The Secretary said that one should try to define the goals of a peace agreement, and then work on how to achieve those goals. It is therefore best to deal with all of the issues, and that is why the United States favors a comprehensive approach. Khaddam returned to the question of what Sadat had in mind concerning the working group. The Secretary said that it would help to prepare for Geneva, and that Sadat was worried, as he was, that unless things were worked out in advance, negotiations would drift. Khaddam asked whether Sadat really believed that when Dayan and Fahmy sat down together that Dayan would be so ashamed that he would be prepared to make concessions. The Secretary said that one should not think of the working group in a formal sense. All of the ministers would be in the same place and this would facilitate communications. Khaddam said that it had always been a problem of getting Arabs and Israelis together at the same place. The Secretary said it simply required being in the same city, not necessarily in the same room. In order to narrow the differences, the Secretary would like to be able to move easily among the parties. If they are all in New York for the General Assembly, then the opportunity should be taken for such talks. Khaddam said that he had the impression that the working group idea was meant to be a formal group. Secretary Vance said that he did not see it that way. All of the parties should simply come to New York prepared to work on the same problems. It should not be a question of how to label such talks, but it was important that communications be facilitated. Khaddam said that he had no objection to the United States playing a role among the parties. He then asked about indirect contacts with the Palestinians and how far these had gone. Secretary Vance said that we would be prepared to talk directly if they would accept Resolution 242. Khaddam said he had in mind indirect contacts and had heard of Palestinian contacts with elements in the White House. Secretary Vance said that some people who had been in government had reported to us on their talks, but they are not now in government and they were not asked to do so by the government. He referred to Governor Scranton who had met with a PLO representative in London and who had later reported to Secretary Vance. But this had not been done at the Secretary’s request. There had also been Members of Congress who met with PLO representatives, such as Lee Hamilton who had met with Arafat and later reported to the government.7 Khaddam said that he had heard of a professor at AUB, Khalidi, who had some contacts.8 The discussions ended at 12:40 p.m.

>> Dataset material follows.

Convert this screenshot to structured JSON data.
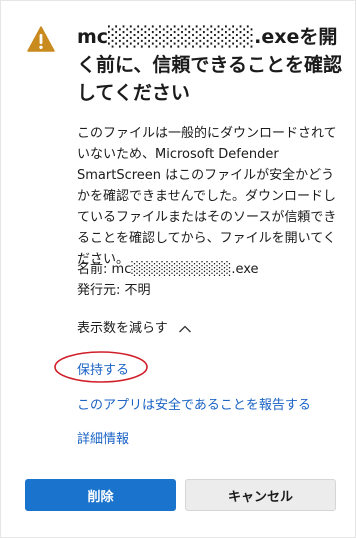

  1. Source: Carter Library, National Security Affairs, Brzezinski Material, Country File, Box 50, Middle East: 7–9/77. Secret; Nodis. The meeting took place in the Ministry of Foreign Affairs. Vance visited Damascus from August 3 to August 5 and returned on August 11.
  2. See the Attachment to Document 52.
  3. See footnote 3, Document 56.
  4. See Document 67.
  5. See the Attachment to Document 54.
  6. See footnote 2, Document 32.
  7. See footnote 2, Document 61. No reports by Scranton or Hamilton have been found.
  8. A reference to Professor Rashid Khalidi, a professor at the American University of Beirut.